## Assigned task
The records that follow are to be repeated in full, with no pictures retained.

(Excerpts from a dataset)
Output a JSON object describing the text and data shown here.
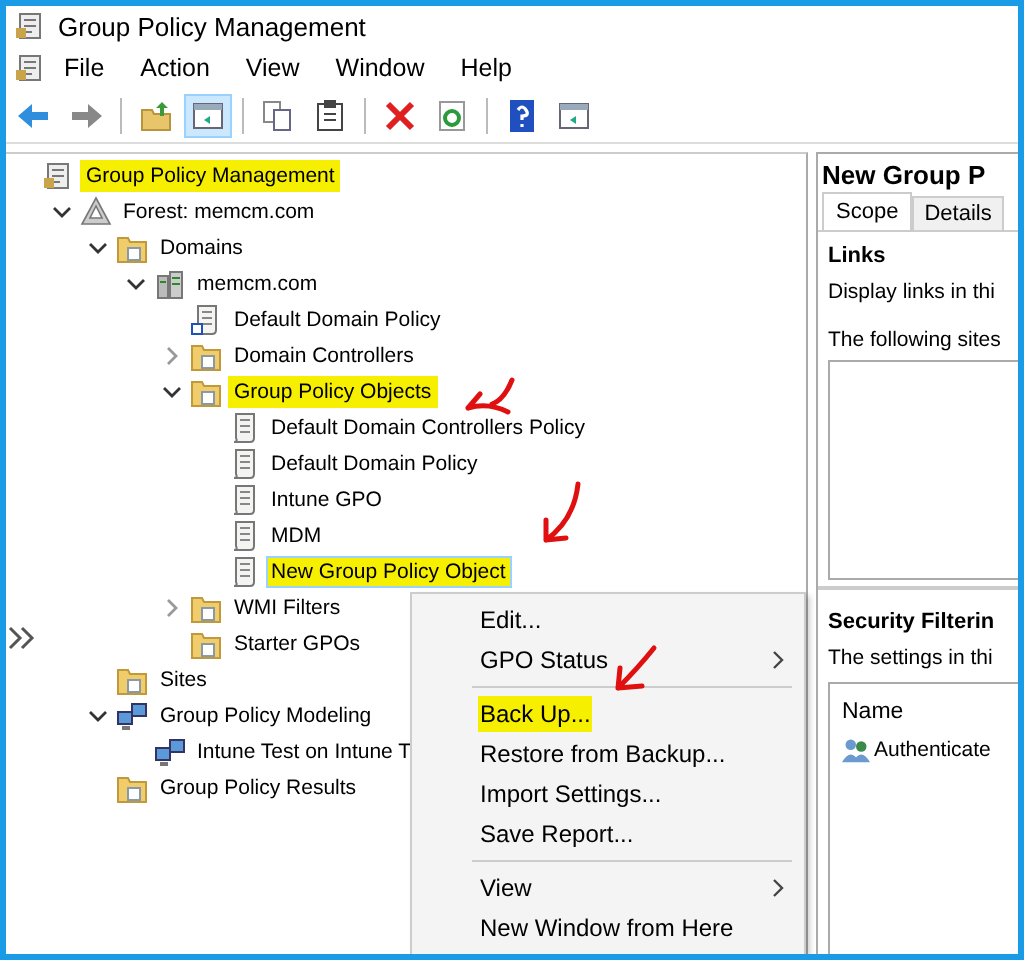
{
  "window": {
    "title": "Group Policy Management"
  },
  "menu_bar": [
    "File",
    "Action",
    "View",
    "Window",
    "Help"
  ],
  "toolbar": [
    [
      {
        "kind": "back",
        "pressed": false
      },
      {
        "kind": "forward",
        "pressed": false
      }
    ],
    [
      {
        "kind": "up",
        "pressed": false
      },
      {
        "kind": "tree",
        "pressed": true
      }
    ],
    [
      {
        "kind": "copy",
        "pressed": false
      },
      {
        "kind": "paste",
        "pressed": false
      }
    ],
    [
      {
        "kind": "delete",
        "pressed": false
      },
      {
        "kind": "refresh",
        "pressed": false
      }
    ],
    [
      {
        "kind": "help",
        "pressed": false
      },
      {
        "kind": "console",
        "pressed": false
      }
    ]
  ],
  "tree": [
    {
      "label": "Group Policy Management",
      "kind": "console",
      "selected": false,
      "highlighted": true,
      "children": [
        {
          "label": "Forest: memcm.com",
          "kind": "forest",
          "selected": false,
          "highlighted": false,
          "expanded": true,
          "children": [
            {
              "label": "Domains",
              "kind": "folder",
              "selected": false,
              "highlighted": false,
              "expanded": true,
              "children": [
                {
                  "label": "memcm.com",
                  "kind": "server",
                  "selected": false,
                  "highlighted": false,
                  "expanded": true,
                  "children": [
                    {
                      "label": "Default Domain Policy",
                      "kind": "link",
                      "selected": false,
                      "highlighted": false
                    },
                    {
                      "label": "Domain Controllers",
                      "kind": "folder",
                      "selected": false,
                      "highlighted": false,
                      "expanded": false
                    },
                    {
                      "label": "Group Policy Objects",
                      "kind": "folder",
                      "selected": false,
                      "highlighted": true,
                      "expanded": true,
                      "children": [
                        {
                          "label": "Default Domain Controllers Policy",
                          "kind": "scroll",
                          "selected": false,
                          "highlighted": false
                        },
                        {
                          "label": "Default Domain Policy",
                          "kind": "scroll",
                          "selected": false,
                          "highlighted": false
                        },
                        {
                          "label": "Intune GPO",
                          "kind": "scroll",
                          "selected": false,
                          "highlighted": false
                        },
                        {
                          "label": "MDM",
                          "kind": "scroll",
                          "selected": false,
                          "highlighted": false
                        },
                        {
                          "label": "New Group Policy Object",
                          "kind": "scroll",
                          "selected": true,
                          "highlighted": true
                        }
                      ]
                    },
                    {
                      "label": "WMI Filters",
                      "kind": "folder",
                      "selected": false,
                      "highlighted": false,
                      "expanded": false
                    },
                    {
                      "label": "Starter GPOs",
                      "kind": "folder",
                      "selected": false,
                      "highlighted": false
                    }
                  ]
                }
              ]
            },
            {
              "label": "Sites",
              "kind": "folder",
              "selected": false,
              "highlighted": false
            },
            {
              "label": "Group Policy Modeling",
              "kind": "computer",
              "selected": false,
              "highlighted": false,
              "expanded": true,
              "children": [
                {
                  "label": "Intune Test on Intune T",
                  "kind": "computer",
                  "selected": false,
                  "highlighted": false
                }
              ]
            },
            {
              "label": "Group Policy Results",
              "kind": "folder",
              "selected": false,
              "highlighted": false
            }
          ]
        }
      ]
    }
  ],
  "details": {
    "title": "New Group P",
    "tabs": [
      {
        "label": "Scope",
        "selected": true
      },
      {
        "label": "Details",
        "selected": false
      }
    ],
    "links_heading": "Links",
    "links_text": "Display links in thi",
    "links_caption": "The following sites",
    "security_heading": "Security Filterin",
    "security_text": "The settings in thi",
    "security_table": {
      "columns": [
        "Name"
      ],
      "rows": [
        "Authenticate"
      ]
    }
  },
  "context_menu": [
    {
      "kind": "item",
      "label": "Edit...",
      "highlighted": false
    },
    {
      "kind": "submenu",
      "label": "GPO Status",
      "highlighted": false
    },
    {
      "kind": "separator"
    },
    {
      "kind": "item",
      "label": "Back Up...",
      "highlighted": true
    },
    {
      "kind": "item",
      "label": "Restore from Backup...",
      "highlighted": false
    },
    {
      "kind": "item",
      "label": "Import Settings...",
      "highlighted": false
    },
    {
      "kind": "item",
      "label": "Save Report...",
      "highlighted": false
    },
    {
      "kind": "separator"
    },
    {
      "kind": "submenu",
      "label": "View",
      "highlighted": false
    },
    {
      "kind": "item",
      "label": "New Window from Here",
      "highlighted": false
    }
  ]
}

## Solution for this exercise
Output a JSON object describing the text and data shown here.
{
  "window": {
    "title": "Group Policy Management"
  },
  "menu_bar": [
    "File",
    "Action",
    "View",
    "Window",
    "Help"
  ],
  "toolbar": [
    [
      {
        "kind": "back",
        "pressed": false
      },
      {
        "kind": "forward",
        "pressed": false
      }
    ],
    [
      {
        "kind": "up",
        "pressed": false
      },
      {
        "kind": "tree",
        "pressed": true
      }
    ],
    [
      {
        "kind": "copy",
        "pressed": false
      },
      {
        "kind": "paste",
        "pressed": false
      }
    ],
    [
      {
        "kind": "delete",
        "pressed": false
      },
      {
        "kind": "refresh",
        "pressed": false
      }
    ],
    [
      {
        "kind": "help",
        "pressed": false
      },
      {
        "kind": "console",
        "pressed": false
      }
    ]
  ],
  "tree": [
    {
      "label": "Group Policy Management",
      "kind": "console",
      "selected": false,
      "highlighted": true,
      "children": [
        {
          "label": "Forest: memcm.com",
          "kind": "forest",
          "selected": false,
          "highlighted": false,
          "expanded": true,
          "children": [
            {
              "label": "Domains",
              "kind": "folder",
              "selected": false,
              "highlighted": false,
              "expanded": true,
              "children": [
                {
                  "label": "memcm.com",
                  "kind": "server",
                  "selected": false,
                  "highlighted": false,
                  "expanded": true,
                  "children": [
                    {
                      "label": "Default Domain Policy",
                      "kind": "link",
                      "selected": false,
                      "highlighted": false
                    },
                    {
                      "label": "Domain Controllers",
                      "kind": "folder",
                      "selected": false,
                      "highlighted": false,
                      "expanded": false
                    },
                    {
                      "label": "Group Policy Objects",
                      "kind": "folder",
                      "selected": false,
                      "highlighted": true,
                      "expanded": true,
                      "children": [
                        {
                          "label": "Default Domain Controllers Policy",
                          "kind": "scroll",
                          "selected": false,
                          "highlighted": false
                        },
                        {
                          "label": "Default Domain Policy",
                          "kind": "scroll",
                          "selected": false,
                          "highlighted": false
                        },
                        {
                          "label": "Intune GPO",
                          "kind": "scroll",
                          "selected": false,
                          "highlighted": false
                        },
                        {
                          "label": "MDM",
                          "kind": "scroll",
                          "selected": false,
                          "highlighted": false
                        },
                        {
                          "label": "New Group Policy Object",
                          "kind": "scroll",
                          "selected": true,
                          "highlighted": true
                        }
                      ]
                    },
                    {
                      "label": "WMI Filters",
                      "kind": "folder",
                      "selected": false,
                      "highlighted": false,
                      "expanded": false
                    },
                    {
                      "label": "Starter GPOs",
                      "kind": "folder",
                      "selected": false,
                      "highlighted": false
                    }
                  ]
                }
              ]
            },
            {
              "label": "Sites",
              "kind": "folder",
              "selected": false,
              "highlighted": false
            },
            {
              "label": "Group Policy Modeling",
              "kind": "computer",
              "selected": false,
              "highlighted": false,
              "expanded": true,
              "children": [
                {
                  "label": "Intune Test on Intune T",
                  "kind": "computer",
                  "selected": false,
                  "highlighted": false
                }
              ]
            },
            {
              "label": "Group Policy Results",
              "kind": "folder",
              "selected": false,
              "highlighted": false
            }
          ]
        }
      ]
    }
  ],
  "details": {
    "title": "New Group P",
    "tabs": [
      {
        "label": "Scope",
        "selected": true
      },
      {
        "label": "Details",
        "selected": false
      }
    ],
    "links_heading": "Links",
    "links_text": "Display links in thi",
    "links_caption": "The following sites",
    "security_heading": "Security Filterin",
    "security_text": "The settings in thi",
    "security_table": {
      "columns": [
        "Name"
      ],
      "rows": [
        "Authenticate"
      ]
    }
  },
  "context_menu": [
    {
      "kind": "item",
      "label": "Edit...",
      "highlighted": false
    },
    {
      "kind": "submenu",
      "label": "GPO Status",
      "highlighted": false
    },
    {
      "kind": "separator"
    },
    {
      "kind": "item",
      "label": "Back Up...",
      "highlighted": true
    },
    {
      "kind": "item",
      "label": "Restore from Backup...",
      "highlighted": false
    },
    {
      "kind": "item",
      "label": "Import Settings...",
      "highlighted": false
    },
    {
      "kind": "item",
      "label": "Save Report...",
      "highlighted": false
    },
    {
      "kind": "separator"
    },
    {
      "kind": "submenu",
      "label": "View",
      "highlighted": false
    },
    {
      "kind": "item",
      "label": "New Window from Here",
      "highlighted": false
    }
  ]
}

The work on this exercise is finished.